We talk about debt in the United States as a terrible burden (for someone in the middle class) or a moneymaking opportunity (for others higher up). In India, it’s a form of public service—debt keeps money circulating through a community, ties one small shop owner to his customers, and ensures that everyone gets to participate in the essential aspects of life, such as an expensive marriage or a special math tutor or a journey to a holy site.
My first experience with it came through our maidservant. She had a friend in trouble who wanted to pawn her ration book (a very common way of raising funds). I declined, but over the coming months I loaned numerous small sums that I never expected to see again, making my contribution to the underground economy.
But there is a dark side to this hidden world, one that ensnares families for generations. This is the subject of the new Anita Ray mystery. When Krishna Calls explores the desperation that engulfs both lender and borrower in the circumscribed world of village life when one young man is determined to break out. When he’s killed, his wife faces the same trap and the same trappers. Anita sets out to help her, and she finds that she too is caught in the same meshes.
I thought I knew a lot about the world of small-scale debt when I began the book, but I learned a lot as I went along. India is home to many unusual practices, and one in particular is familiar to Westerners. The practice of benaami, by which an expensive property is put in the hands of someone who isn’t subject to tax, a straw owner, has been pervasive. The government has tried to stamp it out by enacting a law that states any benaami owner can lay claim to the property and be considered the full, legal owner, regardless of how he or she came to have a name on the deed. This sounds wonderful. But it overlooks just how unscrupulous the real owners can be. No one’s going to let property worth millions of rupees (or dollars) slip away.

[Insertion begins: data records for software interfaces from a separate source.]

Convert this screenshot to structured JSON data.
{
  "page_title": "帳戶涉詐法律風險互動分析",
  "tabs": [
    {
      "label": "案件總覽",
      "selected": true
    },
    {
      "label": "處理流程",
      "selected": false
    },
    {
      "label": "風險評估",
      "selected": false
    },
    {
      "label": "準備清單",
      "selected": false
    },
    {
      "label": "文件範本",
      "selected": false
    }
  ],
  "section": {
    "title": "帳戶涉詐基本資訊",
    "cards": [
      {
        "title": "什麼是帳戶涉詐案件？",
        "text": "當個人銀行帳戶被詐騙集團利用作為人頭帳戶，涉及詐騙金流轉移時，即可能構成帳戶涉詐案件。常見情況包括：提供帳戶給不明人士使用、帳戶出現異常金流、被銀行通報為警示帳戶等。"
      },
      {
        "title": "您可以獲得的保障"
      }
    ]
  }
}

Anita Ray struggles with saving Nisha, a part-time employee, and her aunt’s tourist hotel. But she also struggles with meeting deadlines for an important photography exhibit in a prestigious gallery. In this book, she has her hands full, but she is always capable.